Meaning is a fundamental aspect of language, which captures the way we categorise and organise our experiences of the world around us. The great diversity in human cultures has created as many languages, all expressing the experience of its speakers. Differences in word meaning can therefore pop up in unexpected places. For example, when I started learning Japanese, I learned that the word for ‘blue’ is ao (Figure 1). However, later I found out that a ‘green’ traffic light is also called ao. The meaning of ao is therefore sometimes described as ‘grue’ (= green + blue), as it covers both what English would call green and blue shades–another example is aomono for ‘vegetables’; eat your ‘greens’!

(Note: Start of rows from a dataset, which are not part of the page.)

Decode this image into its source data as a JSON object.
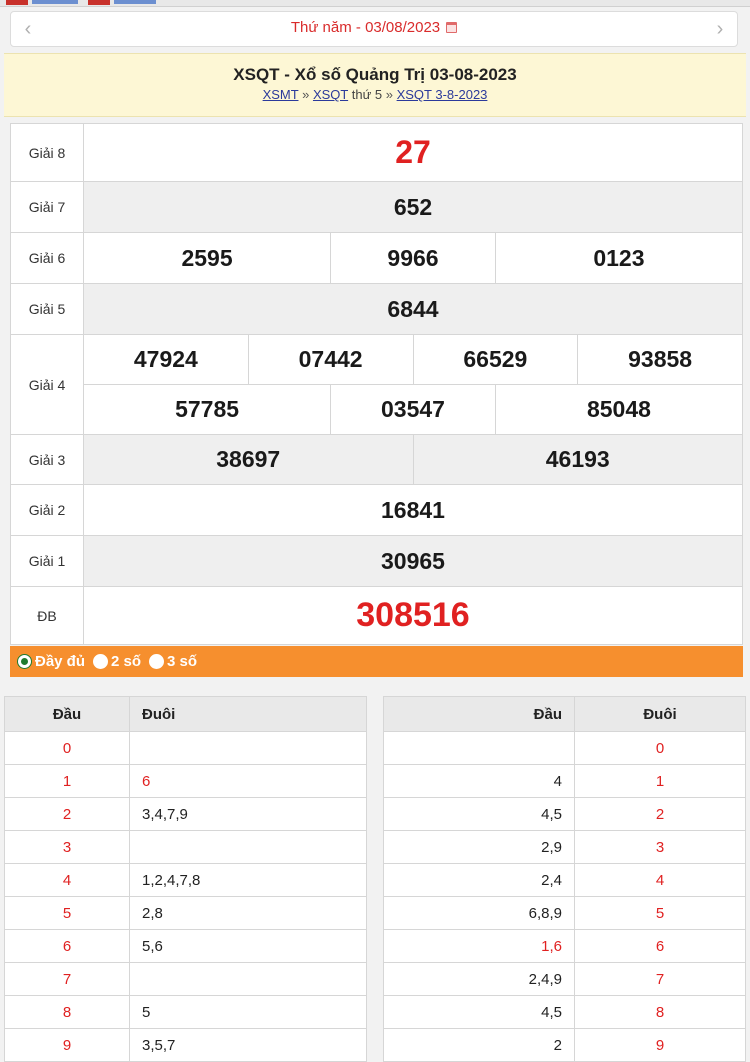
{
  "date_nav": {
    "prev_symbol": "‹",
    "next_symbol": "›",
    "label": "Thứ năm -  03/08/2023"
  },
  "header": {
    "title": "XSQT - Xổ số Quảng Trị 03-08-2023",
    "crumb_1": "XSMT",
    "crumb_sep_1": " » ",
    "crumb_2": "XSQT",
    "crumb_mid": " thứ 5",
    "crumb_sep_2": " » ",
    "crumb_3": "XSQT 3-8-2023"
  },
  "prizes": {
    "g8": {
      "label": "Giải 8",
      "numbers": [
        "27"
      ]
    },
    "g7": {
      "label": "Giải 7",
      "numbers": [
        "652"
      ]
    },
    "g6": {
      "label": "Giải 6",
      "numbers": [
        "2595",
        "9966",
        "0123"
      ]
    },
    "g5": {
      "label": "Giải 5",
      "numbers": [
        "6844"
      ]
    },
    "g4": {
      "label": "Giải 4",
      "row1": [
        "47924",
        "07442",
        "66529",
        "93858"
      ],
      "row2": [
        "57785",
        "03547",
        "85048"
      ]
    },
    "g3": {
      "label": "Giải 3",
      "numbers": [
        "38697",
        "46193"
      ]
    },
    "g2": {
      "label": "Giải 2",
      "numbers": [
        "16841"
      ]
    },
    "g1": {
      "label": "Giải 1",
      "numbers": [
        "30965"
      ]
    },
    "db": {
      "label": "ĐB",
      "numbers": [
        "308516"
      ]
    }
  },
  "options": [
    "Đầy đủ",
    "2 số",
    "3 số"
  ],
  "loto_left": {
    "headers": [
      "Đầu",
      "Đuôi"
    ],
    "rows": [
      [
        "0",
        ""
      ],
      [
        "1",
        "6"
      ],
      [
        "2",
        "3,4,7,9"
      ],
      [
        "3",
        ""
      ],
      [
        "4",
        "1,2,4,7,8"
      ],
      [
        "5",
        "2,8"
      ],
      [
        "6",
        "5,6"
      ],
      [
        "7",
        ""
      ],
      [
        "8",
        "5"
      ],
      [
        "9",
        "3,5,7"
      ]
    ]
  },
  "loto_right": {
    "headers": [
      "Đầu",
      "Đuôi"
    ],
    "rows": [
      [
        "",
        "0"
      ],
      [
        "4",
        "1"
      ],
      [
        "4,5",
        "2"
      ],
      [
        "2,9",
        "3"
      ],
      [
        "2,4",
        "4"
      ],
      [
        "6,8,9",
        "5"
      ],
      [
        "1,6",
        "6"
      ],
      [
        "2,4,9",
        "7"
      ],
      [
        "4,5",
        "8"
      ],
      [
        "2",
        "9"
      ]
    ]
  },
  "colors": {
    "accent_red": "#e02121",
    "options_bar": "#f68f2e",
    "title_bg": "#fdf7d5"
  }
}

It might make sense that different languages carve up the colour spectrum differently, because individual speakers can differ in their colour vision -remember the dress?- but what about something like body parts? Our world starts with our body. We use our hands as tools, our legs to get us places, and our sensory organs to perceive. It is therefore no surprise that all languages have terms for parts of the body. Surely this central role of the human body means that everyone thinks about its parts the same way? As I found out while doing linguistic fieldwork in Japan, this is not necessarily the case.
Okinawan is a language spoken in the south of Japan. It is related to Japanese much like English is related to German or Dutch. Sometimes words differ only in their pronunciation: Okinawan uses tii for ‘hand’, which is te in Japanese. Other times, different terms are used altogether: ‘arm’ is ude in Japanese, but Okinawa uses keena instead. I just had to remember the new label. Or so I thought. During one of my interview sessions, someone said “My tii really hurts!” while grabbing the muscly bit of their forearm. But wait, keena is arm, so what was going on here? It turns out that tii means more than just ‘hand’.

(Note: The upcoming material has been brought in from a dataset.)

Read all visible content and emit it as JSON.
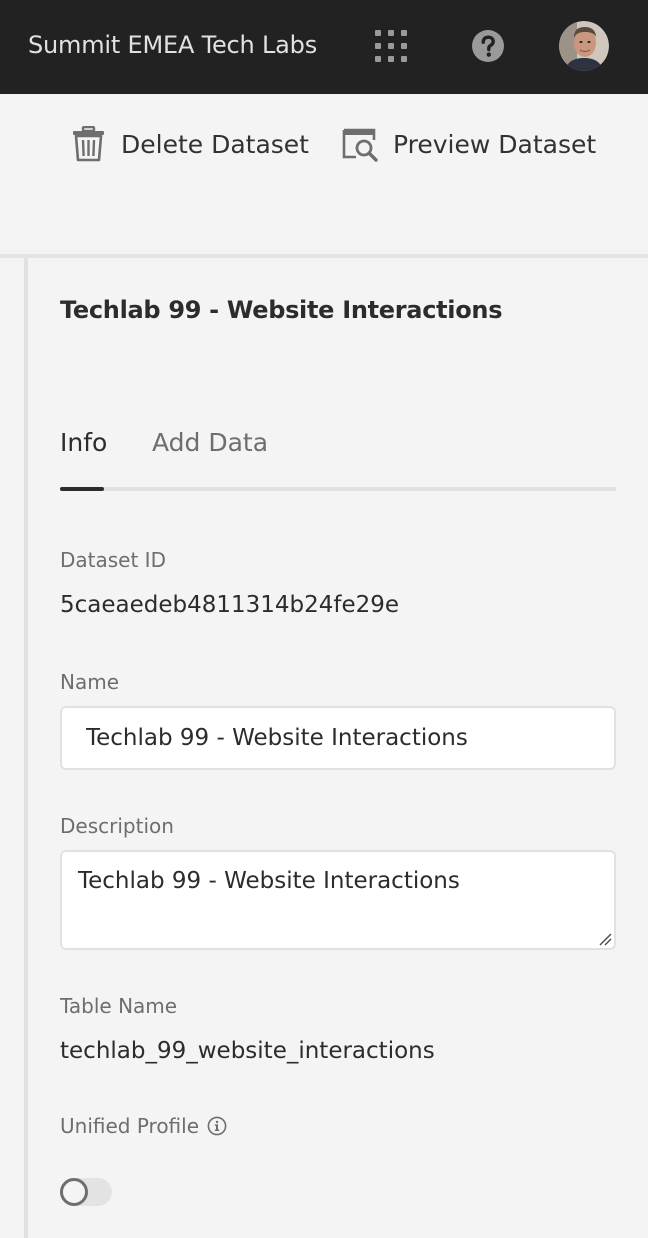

In order to find out what people actually refer to when using terms like hand or arm, we can ask them to colour in those body parts in a drawing of the human body. This method reveals how languages can differ in body parts categories. As a previous study already looked at differences between Dutch arm and hand versus Japanese ude and te, it was only a small step for me to ask Okinawan speakers to colour in keena and tii. As it turns out, the three languages all slightly differ in how they think of the different body parts (Figure 2). What is interesting here is that Okinawa does not have a word that refers to the hand, and only the hand, which is a body part that has been previously thought to be expressed in every language.

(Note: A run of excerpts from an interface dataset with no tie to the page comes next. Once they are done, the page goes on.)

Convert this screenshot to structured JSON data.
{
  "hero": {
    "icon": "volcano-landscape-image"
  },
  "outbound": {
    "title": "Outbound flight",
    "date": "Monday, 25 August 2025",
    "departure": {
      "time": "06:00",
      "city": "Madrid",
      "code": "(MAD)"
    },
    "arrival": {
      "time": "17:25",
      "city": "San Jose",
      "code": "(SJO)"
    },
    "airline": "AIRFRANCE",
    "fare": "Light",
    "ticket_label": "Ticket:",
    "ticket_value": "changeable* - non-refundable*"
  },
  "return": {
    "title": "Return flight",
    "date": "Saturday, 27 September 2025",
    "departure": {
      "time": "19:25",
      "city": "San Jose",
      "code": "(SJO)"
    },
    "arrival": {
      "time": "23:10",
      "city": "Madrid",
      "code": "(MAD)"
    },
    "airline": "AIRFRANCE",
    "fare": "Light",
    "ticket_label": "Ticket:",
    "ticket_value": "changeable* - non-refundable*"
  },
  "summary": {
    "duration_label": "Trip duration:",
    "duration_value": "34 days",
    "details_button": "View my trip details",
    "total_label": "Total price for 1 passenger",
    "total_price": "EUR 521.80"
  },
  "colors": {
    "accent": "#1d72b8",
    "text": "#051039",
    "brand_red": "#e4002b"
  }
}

Investigating diversity like this helps uncover systematicity in the variation between languages. Also, it increases our understanding of the nature and limits of language itself. It helps us answer questions like ‘are some categories more commonly distinguished than others’? This is especially important for body-part terms, as many languages use these to talk about other things as well: a head of state, speaking in tongues, or the foot of a hill. Interestingly, Japanese has no specific word to refer to the ‘foot’—i.e. the part from the ankle to the toes—and the translation equivalent of ‘the foot of a hill’ does not refer to any body parts. Studying how different languages divide the body into parts can therefore help us understand how people think and talk about the world. So, when learning a new language, you also learn to look at the world differently–is the traffic light ‘blue’ or ‘grue’? Or, next time you need assistance, make sure you know whether to ask someone to lend you a hand or an arm.
– Kraska-Szlenk, I. (2014). Semantic extensions of body part terms: Common patterns and their interpretation. Language Sciences, 44, 15–39.
– Majid, A., & van Staden, M. (2015). Can Nomenclature for the Body be Explained by Embodiment Theories? Topics in Cognitive Science, 7(4), 570–594.
– Figure 1 and 2: own production
Writer: John Huisman
Editor: Alessio Quaresima
Dutch translation: Caitlin Decuyper
German translation: Bianca Thomsen
Final editing: Merel Wolf